-- Problem statement --
Please copy every line with the string "Machine" from the entries below.

-- Input records --
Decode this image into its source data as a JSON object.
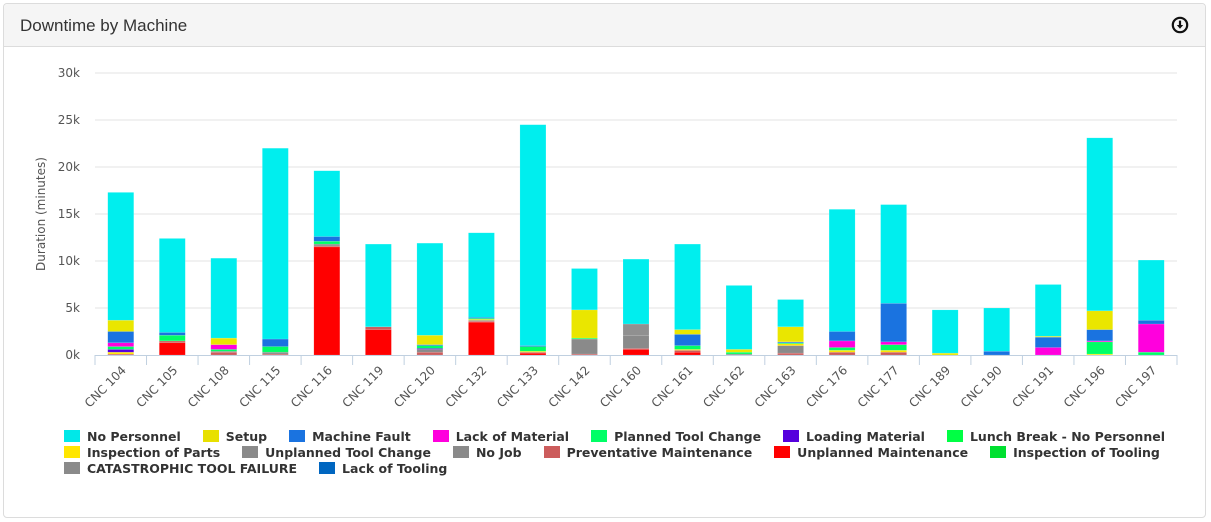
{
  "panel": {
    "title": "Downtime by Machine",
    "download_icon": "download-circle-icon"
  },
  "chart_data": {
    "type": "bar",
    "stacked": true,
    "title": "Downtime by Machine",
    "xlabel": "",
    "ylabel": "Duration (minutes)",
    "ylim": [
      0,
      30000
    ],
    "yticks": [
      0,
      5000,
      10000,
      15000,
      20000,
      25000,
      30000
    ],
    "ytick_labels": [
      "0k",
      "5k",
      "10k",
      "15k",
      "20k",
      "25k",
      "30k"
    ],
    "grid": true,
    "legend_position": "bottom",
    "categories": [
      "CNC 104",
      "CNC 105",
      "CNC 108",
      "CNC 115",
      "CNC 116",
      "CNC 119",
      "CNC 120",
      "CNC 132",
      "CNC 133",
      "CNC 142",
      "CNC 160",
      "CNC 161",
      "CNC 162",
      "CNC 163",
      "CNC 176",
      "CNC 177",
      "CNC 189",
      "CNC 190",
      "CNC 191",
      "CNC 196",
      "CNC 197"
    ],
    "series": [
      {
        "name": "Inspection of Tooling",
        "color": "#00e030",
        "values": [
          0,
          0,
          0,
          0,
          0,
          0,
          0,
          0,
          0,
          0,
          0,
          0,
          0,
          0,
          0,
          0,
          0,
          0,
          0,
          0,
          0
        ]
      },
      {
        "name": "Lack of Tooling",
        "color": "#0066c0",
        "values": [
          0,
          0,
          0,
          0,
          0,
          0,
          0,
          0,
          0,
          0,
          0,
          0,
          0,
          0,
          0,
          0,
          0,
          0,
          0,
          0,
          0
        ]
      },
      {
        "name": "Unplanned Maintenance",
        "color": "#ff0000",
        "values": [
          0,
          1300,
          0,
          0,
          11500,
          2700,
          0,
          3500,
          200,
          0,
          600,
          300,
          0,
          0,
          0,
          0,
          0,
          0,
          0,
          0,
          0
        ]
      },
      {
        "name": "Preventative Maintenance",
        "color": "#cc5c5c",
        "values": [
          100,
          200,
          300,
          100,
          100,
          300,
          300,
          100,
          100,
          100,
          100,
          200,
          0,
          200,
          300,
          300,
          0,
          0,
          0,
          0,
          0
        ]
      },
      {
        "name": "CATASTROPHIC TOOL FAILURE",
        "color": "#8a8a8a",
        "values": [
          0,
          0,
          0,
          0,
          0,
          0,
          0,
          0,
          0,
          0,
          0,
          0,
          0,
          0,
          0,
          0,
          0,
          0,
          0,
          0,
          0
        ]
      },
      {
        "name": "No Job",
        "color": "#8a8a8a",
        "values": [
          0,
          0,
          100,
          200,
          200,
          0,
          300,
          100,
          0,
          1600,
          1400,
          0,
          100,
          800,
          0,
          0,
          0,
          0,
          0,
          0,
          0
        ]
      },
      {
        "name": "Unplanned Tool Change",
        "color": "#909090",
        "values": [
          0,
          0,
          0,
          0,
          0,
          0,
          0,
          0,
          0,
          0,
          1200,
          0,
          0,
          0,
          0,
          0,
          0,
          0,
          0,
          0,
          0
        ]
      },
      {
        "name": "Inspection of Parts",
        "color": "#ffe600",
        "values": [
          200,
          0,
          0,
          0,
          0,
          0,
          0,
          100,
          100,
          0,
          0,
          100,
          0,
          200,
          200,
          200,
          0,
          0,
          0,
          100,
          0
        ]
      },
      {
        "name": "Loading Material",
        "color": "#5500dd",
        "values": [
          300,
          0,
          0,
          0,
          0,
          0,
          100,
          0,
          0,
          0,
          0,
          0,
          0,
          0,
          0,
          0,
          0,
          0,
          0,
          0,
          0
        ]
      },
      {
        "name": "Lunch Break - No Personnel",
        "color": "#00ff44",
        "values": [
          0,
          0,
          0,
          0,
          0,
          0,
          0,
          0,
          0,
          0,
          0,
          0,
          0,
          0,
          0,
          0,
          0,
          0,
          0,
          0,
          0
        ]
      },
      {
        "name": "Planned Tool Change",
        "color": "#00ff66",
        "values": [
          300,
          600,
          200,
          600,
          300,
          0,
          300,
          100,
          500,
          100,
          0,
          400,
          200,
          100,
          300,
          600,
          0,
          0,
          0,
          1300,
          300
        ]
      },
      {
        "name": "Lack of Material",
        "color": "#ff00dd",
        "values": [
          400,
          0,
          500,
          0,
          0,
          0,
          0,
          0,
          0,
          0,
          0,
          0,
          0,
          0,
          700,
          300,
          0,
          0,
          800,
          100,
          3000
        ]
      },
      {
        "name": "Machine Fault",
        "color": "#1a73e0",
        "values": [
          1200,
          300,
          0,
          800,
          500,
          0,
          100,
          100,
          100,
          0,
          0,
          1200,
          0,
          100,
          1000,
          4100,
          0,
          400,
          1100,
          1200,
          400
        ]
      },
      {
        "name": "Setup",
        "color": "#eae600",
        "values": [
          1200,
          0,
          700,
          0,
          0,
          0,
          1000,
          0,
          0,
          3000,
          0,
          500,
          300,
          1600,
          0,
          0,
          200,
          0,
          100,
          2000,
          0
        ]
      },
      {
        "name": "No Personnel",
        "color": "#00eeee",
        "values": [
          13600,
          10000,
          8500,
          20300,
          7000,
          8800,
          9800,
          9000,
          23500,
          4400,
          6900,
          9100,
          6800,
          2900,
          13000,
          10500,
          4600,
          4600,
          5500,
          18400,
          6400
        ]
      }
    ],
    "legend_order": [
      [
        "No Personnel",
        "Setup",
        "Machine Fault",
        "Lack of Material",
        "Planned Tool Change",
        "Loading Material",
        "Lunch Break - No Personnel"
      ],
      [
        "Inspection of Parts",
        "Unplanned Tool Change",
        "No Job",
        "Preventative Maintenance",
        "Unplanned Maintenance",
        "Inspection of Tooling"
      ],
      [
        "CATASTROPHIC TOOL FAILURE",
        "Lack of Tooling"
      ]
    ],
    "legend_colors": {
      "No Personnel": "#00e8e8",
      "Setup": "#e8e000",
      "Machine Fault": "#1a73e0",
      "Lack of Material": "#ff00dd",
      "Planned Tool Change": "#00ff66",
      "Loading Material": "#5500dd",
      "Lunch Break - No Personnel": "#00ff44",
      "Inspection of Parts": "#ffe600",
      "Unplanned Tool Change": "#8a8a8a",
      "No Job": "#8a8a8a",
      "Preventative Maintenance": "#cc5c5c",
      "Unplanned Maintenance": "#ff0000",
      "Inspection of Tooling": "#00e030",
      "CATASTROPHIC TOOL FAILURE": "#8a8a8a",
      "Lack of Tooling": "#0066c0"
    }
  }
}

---

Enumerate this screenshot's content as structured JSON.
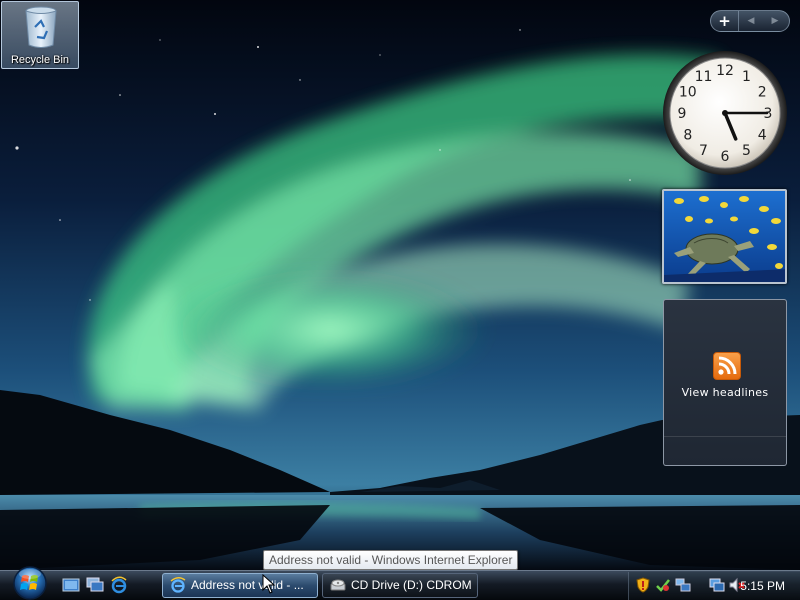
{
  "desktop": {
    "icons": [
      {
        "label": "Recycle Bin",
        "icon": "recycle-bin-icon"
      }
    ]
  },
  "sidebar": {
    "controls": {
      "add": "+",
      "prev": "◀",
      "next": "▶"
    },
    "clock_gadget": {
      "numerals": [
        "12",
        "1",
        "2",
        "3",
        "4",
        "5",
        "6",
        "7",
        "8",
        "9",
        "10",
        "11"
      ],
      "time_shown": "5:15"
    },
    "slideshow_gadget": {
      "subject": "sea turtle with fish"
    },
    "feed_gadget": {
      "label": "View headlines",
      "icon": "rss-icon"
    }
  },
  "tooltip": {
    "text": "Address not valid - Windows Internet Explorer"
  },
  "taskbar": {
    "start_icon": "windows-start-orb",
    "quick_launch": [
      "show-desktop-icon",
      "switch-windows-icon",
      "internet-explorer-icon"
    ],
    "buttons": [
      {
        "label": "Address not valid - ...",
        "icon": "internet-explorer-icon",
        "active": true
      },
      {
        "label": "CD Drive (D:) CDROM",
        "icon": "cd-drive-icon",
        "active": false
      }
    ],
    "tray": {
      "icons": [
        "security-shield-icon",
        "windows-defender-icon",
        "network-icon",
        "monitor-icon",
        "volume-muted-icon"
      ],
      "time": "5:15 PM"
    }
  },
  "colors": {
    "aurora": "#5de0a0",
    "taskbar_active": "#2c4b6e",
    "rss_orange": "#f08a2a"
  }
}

-- Response to this task --
    "title": "Downtime by Machine",
    "title": "Downtime by Machine",
        "name": "Machine Fault",
        "Machine Fault",
      "Machine Fault": "#1a73e0",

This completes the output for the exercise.